As I mentioned recently, I’m taking ETEC 500 – a course about research methodology – in the UBC Master of Educational Technology program.
One of the first assignments is to write some thoughts, without having read the course text, about what good research is. Well, I can do that without any problem, since I just ordered the book from Amazon. Used, by the way, and about a quarter of the price at the university bookstore.
So: what is good research?
Well, first off, I think good research has to be about good issues. In other words, it needs to be about something interesting, relevant, and important. If it’s not, what’s the point?
(Oh, tenure – I forgot. Sorry.)
Secondly, it simply has to be honest. What I mean is, the researcher doesn’t have ulterior, hidden motives. Maybe it’s a little old-fashioned, but research should ideally be something that gets us a little piece of that capital T truth. The research certainly can adopt a position – that’s known as a premise – and seek to prove or disprove it. Realistically, the researcher can probably not avoid doing so. We all have our biases.
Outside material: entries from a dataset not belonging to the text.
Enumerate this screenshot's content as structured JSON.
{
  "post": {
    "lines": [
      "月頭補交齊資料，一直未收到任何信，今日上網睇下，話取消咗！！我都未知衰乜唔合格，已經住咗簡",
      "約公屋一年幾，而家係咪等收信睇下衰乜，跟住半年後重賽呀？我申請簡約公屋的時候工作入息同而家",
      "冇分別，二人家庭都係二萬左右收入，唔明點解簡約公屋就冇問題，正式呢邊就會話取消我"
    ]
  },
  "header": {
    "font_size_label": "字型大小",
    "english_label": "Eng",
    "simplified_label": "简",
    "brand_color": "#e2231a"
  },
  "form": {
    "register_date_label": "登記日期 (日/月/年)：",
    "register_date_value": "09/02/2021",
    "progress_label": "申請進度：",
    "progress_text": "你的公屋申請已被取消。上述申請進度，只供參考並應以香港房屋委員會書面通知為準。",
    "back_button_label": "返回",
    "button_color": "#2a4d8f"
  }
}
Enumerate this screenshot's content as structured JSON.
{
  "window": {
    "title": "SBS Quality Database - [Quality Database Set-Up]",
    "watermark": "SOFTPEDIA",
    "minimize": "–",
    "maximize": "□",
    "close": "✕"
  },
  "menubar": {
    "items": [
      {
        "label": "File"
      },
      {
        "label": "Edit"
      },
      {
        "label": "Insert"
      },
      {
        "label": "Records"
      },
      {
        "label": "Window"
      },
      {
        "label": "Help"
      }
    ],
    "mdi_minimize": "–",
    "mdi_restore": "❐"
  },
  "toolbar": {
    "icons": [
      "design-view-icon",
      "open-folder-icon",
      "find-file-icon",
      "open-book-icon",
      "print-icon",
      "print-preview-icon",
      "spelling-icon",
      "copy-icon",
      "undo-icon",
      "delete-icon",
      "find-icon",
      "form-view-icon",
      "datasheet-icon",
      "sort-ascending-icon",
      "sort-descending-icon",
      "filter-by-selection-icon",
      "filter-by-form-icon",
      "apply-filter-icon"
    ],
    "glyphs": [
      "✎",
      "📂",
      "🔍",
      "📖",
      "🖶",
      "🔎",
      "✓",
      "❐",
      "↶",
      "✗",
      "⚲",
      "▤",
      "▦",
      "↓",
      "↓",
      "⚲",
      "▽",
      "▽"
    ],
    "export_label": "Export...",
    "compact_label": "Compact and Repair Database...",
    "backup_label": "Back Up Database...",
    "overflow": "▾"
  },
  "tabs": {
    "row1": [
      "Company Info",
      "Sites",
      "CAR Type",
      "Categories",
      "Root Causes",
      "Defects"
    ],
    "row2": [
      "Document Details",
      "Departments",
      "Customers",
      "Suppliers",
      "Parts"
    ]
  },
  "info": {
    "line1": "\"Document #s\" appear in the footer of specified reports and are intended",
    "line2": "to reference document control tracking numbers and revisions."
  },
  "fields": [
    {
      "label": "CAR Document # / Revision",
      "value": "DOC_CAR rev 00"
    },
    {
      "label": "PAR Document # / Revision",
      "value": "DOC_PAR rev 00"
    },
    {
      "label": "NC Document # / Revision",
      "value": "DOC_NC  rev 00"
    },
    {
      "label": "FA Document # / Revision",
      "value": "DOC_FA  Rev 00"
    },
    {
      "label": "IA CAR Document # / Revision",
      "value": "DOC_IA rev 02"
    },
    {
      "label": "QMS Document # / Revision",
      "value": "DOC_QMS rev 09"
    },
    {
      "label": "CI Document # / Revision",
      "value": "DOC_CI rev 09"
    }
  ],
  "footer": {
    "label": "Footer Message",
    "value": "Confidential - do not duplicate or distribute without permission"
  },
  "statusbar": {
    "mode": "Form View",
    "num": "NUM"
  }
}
But, as much as possible, prejudices should be public.
Third, good research is accurate. It’s carefully conducted with integrity and reported with a high standard of professional ethics. In other words, the researcher is not fraudulent, like Hwang Woo-suk, the scientist who falsified stem-cell research at Seoul National University.
Fourth, good research is peer-reviewed. That might be in a journal, it might be at a conference, and these days, it might be in an online forum, but in some way other scientists who are knowledgeable in the field must have a chance to critique a study.
That’s about all that’s coming off the top of my head. What else should be here?